NJBIA supports funding increases for career and technical high schools in order to develop a more skilled workforce, says NJBIA Chief Government Affairs Officer Melanie Willoughby.
NJBIA itself has recently introduced an online Manufacturing Community as a better way for its 3,000 manufacturing members to network and discuss issues. “The community is ideal for very busy people who don’t have time to come to meetings, so we are giving manufacturers the opportunity to discuss issues, whether it’s workforce training, taxes, environmental issues or, for example, how they can help each other in terms of building their own supply chains,” Robinson says.

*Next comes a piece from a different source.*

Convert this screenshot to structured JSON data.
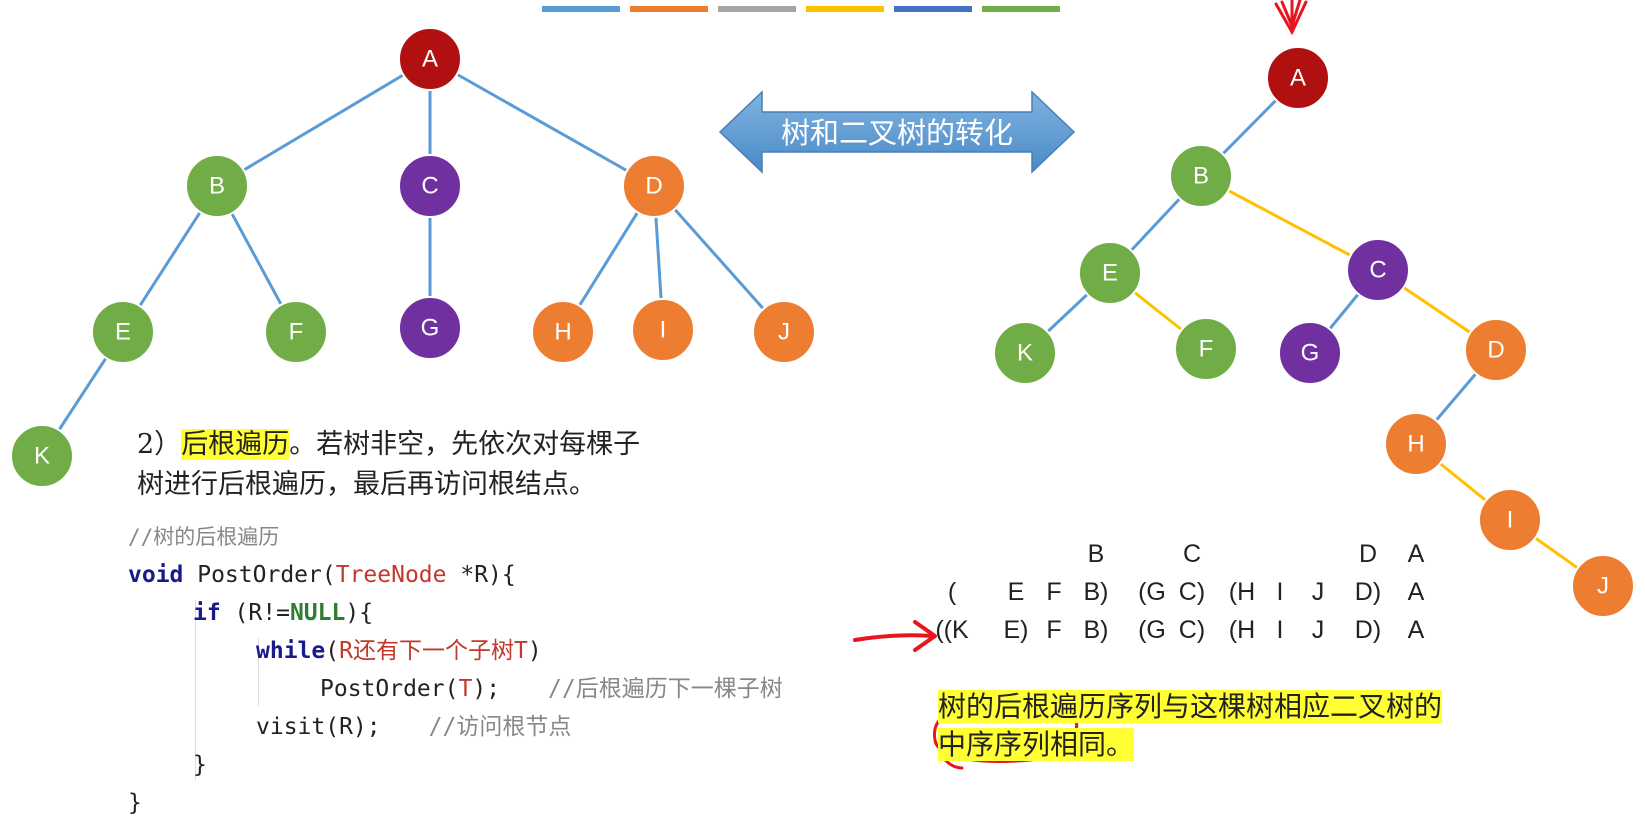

A positive trend for the industry is the reshoring of manufacturing production back to the US and, specifically, New Jersey. According to Robinson, “Many companies were offshoring production over the last 10 to 20 years. However, they are finding that their customers, here and overseas, are looking at quality vs. price, and America and New Jersey have great reputations regarding quality.”
According to the website “Reshoring Initiative,” 338,000 jobs were brought to the US from offshore operations between 2010 and 2016. It reports that “many US manufacturers are … taking a closer look at the benefits of reshoring. Some of the most commonly cited advantages include higher product quality, shorter delivery times, rising offshore wages, lower inventory and the ability to be more responsive to changing customer demands.”
Commenting on New Jersey alone, Robinson says, “Our products may be a little bit more expensive in the state because we do pay higher wages, but with that you get higher quality. Also, because we are a great transportation hub – between our port, airport, rail and road systems – we are a great place for manufacturers to ship to and from. It’s a time factor, but also a money factor in that the closer you are to transportation hubs, the more you can either import or export your products, and New Jersey has a clear advantage over many other areas of the country on this. That is why you see a number of high-tech advanced manufacturing companies thriving in New Jersey.”